The study concluded that middle aged and older adults gain substantial longevity benefits — i.e. live longer — by becoming more physically active. Importantly, this was irrespective of how physically active a person was previously.
What’s more, even those with cardiovascular disease or cancer can benefit from exercise in terms of longevity.
“It’s like putting money in the bank,” said study co-author Soren Brage of the University of Cambridge.
“You invest in your future health and nothing is ever wasted but it’s also never too late.”
In the study, the participants were divided into three groups in terms of physical activity: low, medium and high. These groups were based on the World Health Organization’s physical activity guidelines.
Those who maintained at least a medium level of activity — around 150 minutes of moderate exercise per week — had a 28 per cent lower risk of mortality compared to the low activity group.
“Twenty-eight per cent is what makes public health researchers jump up and down in joy — that’s quite a big effect,” said Dr. Brage.
“That’s slashing your mortality risk by a quarter.”
Furthermore, the study recommends that if people increase their physical activity levels to meeting the minimum public health recommendations, we could prevent around one in two deaths associated with inactivity.
It does, however, mean that it’s never too late to get started and experience the positive results.
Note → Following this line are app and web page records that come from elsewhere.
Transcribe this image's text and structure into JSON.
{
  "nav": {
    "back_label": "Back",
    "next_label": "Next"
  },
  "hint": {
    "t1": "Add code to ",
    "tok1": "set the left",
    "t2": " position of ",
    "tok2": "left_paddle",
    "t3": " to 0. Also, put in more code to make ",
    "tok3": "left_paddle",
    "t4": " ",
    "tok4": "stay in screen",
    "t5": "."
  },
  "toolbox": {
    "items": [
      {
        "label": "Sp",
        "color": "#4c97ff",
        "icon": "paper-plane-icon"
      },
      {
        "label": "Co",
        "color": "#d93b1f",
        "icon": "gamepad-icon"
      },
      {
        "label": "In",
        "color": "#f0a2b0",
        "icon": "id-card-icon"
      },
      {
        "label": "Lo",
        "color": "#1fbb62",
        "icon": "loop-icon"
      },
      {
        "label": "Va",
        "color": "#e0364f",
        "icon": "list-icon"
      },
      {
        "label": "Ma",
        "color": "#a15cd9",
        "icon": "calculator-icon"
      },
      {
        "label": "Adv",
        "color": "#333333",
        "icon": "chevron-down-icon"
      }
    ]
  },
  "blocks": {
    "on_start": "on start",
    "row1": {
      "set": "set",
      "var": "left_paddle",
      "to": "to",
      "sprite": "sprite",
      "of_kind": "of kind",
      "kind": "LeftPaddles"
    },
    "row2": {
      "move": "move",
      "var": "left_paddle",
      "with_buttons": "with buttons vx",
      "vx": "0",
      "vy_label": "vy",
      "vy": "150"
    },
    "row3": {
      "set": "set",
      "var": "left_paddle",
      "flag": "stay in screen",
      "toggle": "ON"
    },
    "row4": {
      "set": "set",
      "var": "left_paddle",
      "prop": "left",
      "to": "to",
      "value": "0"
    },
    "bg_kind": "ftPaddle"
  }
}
Mok, Alexander, et al (2019.) ‘Physical activity trajectories and mortality: population based cohort study.’ BMJ 2019; 365:l2323. (Published 26 June 2019)